---------- Data to process

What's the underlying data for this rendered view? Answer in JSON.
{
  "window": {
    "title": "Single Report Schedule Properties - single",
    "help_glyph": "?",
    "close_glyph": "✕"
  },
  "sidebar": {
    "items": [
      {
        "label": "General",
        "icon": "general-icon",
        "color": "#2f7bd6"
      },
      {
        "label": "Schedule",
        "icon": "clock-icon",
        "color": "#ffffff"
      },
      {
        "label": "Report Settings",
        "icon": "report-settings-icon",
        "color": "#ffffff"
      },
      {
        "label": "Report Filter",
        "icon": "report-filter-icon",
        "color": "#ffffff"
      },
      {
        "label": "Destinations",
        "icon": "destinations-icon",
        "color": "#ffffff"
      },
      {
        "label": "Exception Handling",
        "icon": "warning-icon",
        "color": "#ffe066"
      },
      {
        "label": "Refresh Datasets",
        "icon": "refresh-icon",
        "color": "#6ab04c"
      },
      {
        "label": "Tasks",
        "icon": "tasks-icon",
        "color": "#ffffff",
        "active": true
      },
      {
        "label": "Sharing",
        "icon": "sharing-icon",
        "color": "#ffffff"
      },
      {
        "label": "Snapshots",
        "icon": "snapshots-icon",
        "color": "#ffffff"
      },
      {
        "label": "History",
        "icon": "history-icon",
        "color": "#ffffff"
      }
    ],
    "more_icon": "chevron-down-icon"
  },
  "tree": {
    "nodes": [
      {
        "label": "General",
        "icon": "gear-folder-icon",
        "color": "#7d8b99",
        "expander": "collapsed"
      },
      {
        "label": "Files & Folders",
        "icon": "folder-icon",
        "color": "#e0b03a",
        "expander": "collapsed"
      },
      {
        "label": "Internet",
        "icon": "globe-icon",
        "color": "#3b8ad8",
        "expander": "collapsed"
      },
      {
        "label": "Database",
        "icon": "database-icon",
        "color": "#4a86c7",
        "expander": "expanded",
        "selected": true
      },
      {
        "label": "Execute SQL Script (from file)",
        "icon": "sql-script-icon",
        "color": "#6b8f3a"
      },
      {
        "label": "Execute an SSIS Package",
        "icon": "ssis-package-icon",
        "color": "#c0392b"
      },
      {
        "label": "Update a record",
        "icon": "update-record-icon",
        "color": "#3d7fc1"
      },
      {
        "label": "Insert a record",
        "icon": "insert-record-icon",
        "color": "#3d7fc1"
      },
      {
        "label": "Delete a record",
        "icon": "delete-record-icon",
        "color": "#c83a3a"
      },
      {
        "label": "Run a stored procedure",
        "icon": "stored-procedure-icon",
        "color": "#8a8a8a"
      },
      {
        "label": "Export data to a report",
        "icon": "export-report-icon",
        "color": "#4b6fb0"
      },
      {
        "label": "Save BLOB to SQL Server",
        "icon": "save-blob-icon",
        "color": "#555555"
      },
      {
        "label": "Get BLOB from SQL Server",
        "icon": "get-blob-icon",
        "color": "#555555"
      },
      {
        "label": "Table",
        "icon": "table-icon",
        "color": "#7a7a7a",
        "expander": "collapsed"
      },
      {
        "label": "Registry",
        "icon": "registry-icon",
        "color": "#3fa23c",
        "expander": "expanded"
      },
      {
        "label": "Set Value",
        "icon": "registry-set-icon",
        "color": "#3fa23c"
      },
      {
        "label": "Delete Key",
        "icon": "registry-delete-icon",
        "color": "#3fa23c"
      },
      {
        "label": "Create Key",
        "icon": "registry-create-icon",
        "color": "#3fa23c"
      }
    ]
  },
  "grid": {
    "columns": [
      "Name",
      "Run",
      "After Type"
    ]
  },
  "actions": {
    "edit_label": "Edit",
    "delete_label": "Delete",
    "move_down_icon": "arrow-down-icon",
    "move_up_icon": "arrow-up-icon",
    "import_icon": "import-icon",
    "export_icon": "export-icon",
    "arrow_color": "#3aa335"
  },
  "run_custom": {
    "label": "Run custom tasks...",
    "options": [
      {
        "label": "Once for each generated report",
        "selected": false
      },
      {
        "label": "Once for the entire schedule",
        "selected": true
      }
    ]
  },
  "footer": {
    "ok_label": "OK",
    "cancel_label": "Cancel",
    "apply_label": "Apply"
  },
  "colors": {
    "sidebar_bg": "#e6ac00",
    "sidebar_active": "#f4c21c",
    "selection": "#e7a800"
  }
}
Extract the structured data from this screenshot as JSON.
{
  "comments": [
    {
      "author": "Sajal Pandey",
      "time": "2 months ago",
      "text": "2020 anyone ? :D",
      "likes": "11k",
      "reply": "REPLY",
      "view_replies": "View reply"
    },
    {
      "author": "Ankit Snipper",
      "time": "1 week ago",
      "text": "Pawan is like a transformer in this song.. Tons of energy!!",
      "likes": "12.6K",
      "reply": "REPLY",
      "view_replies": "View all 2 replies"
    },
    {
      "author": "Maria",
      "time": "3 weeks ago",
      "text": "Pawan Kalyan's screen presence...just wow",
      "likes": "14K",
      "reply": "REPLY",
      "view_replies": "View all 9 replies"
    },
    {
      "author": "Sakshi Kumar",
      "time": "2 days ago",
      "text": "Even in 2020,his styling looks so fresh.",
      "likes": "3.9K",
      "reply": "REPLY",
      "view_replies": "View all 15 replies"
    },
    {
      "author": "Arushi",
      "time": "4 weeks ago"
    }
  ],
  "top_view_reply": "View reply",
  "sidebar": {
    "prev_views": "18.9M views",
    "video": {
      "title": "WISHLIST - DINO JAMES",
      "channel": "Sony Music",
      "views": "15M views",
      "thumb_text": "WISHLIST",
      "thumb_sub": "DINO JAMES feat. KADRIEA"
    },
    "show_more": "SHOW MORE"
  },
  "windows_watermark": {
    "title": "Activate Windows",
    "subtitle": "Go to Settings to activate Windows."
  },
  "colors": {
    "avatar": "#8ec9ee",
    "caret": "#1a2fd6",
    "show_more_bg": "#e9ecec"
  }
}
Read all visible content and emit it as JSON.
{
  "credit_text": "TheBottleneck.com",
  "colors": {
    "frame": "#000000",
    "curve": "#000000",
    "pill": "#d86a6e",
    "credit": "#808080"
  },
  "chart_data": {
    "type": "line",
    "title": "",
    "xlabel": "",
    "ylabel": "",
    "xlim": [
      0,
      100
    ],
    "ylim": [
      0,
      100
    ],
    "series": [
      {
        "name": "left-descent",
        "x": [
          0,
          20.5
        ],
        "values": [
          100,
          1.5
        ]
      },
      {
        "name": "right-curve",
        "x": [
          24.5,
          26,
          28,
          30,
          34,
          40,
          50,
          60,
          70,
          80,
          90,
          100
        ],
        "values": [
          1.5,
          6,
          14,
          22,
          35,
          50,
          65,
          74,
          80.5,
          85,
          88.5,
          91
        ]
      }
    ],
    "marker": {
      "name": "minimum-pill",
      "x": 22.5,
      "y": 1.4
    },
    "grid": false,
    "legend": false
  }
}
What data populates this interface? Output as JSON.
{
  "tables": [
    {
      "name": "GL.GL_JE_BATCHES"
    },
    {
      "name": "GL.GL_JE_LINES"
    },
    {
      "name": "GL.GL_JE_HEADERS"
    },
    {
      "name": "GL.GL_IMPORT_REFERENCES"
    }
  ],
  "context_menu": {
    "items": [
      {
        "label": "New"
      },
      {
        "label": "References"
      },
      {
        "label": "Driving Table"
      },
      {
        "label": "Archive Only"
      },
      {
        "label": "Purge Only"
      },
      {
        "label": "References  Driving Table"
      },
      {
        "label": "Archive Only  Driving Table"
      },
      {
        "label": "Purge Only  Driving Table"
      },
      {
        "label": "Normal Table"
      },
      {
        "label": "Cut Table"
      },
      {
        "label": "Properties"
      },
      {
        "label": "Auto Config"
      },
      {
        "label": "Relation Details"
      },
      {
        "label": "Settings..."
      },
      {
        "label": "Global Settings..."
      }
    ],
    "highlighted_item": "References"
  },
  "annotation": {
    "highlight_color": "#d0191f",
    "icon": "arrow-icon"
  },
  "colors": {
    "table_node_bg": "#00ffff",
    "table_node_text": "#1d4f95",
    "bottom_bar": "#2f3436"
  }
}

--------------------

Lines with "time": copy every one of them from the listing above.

* _Answer to the problem_
      "time": "2 months ago",
      "time": "1 week ago",
      "time": "3 weeks ago",
      "time": "2 days ago",
      "time": "4 weeks ago"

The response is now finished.